_Work order_
Each line of the records below that holds "your" should be returned.

[Records to process Boundary: Start]

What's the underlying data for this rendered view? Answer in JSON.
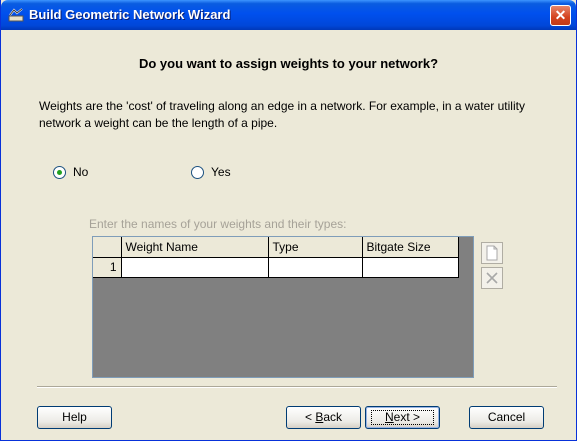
{
  "window": {
    "title": "Build Geometric Network Wizard",
    "close_label": "✕"
  },
  "heading": "Do you want to assign weights to your network?",
  "description": "Weights are the 'cost' of traveling along an edge in a network. For example, in a water utility network a weight can be the length of a pipe.",
  "options": {
    "no_label": "No",
    "yes_label": "Yes",
    "selected": "No"
  },
  "weights_grid": {
    "caption": "Enter the names of your weights and their types:",
    "columns": [
      "Weight Name",
      "Type",
      "Bitgate Size"
    ],
    "rows": [
      {
        "index": "1",
        "cells": [
          "",
          "",
          ""
        ]
      }
    ]
  },
  "buttons": {
    "help": "Help",
    "back_prefix": "< ",
    "back_underlined": "B",
    "back_rest": "ack",
    "next_underlined": "N",
    "next_rest": "ext >",
    "cancel": "Cancel"
  },
  "icons": {
    "new_row": "new-document-icon",
    "delete_row": "delete-x-icon"
  },
  "colors": {
    "titlebar": "#0050EE",
    "dialog_bg": "#ECE9D8",
    "radio_dot": "#21A121",
    "grid_bg": "#808080"
  }
}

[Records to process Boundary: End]

_Answer area_
  "heading": "Do you want to assign weights to your network?",
    "caption": "Enter the names of your weights and their types:",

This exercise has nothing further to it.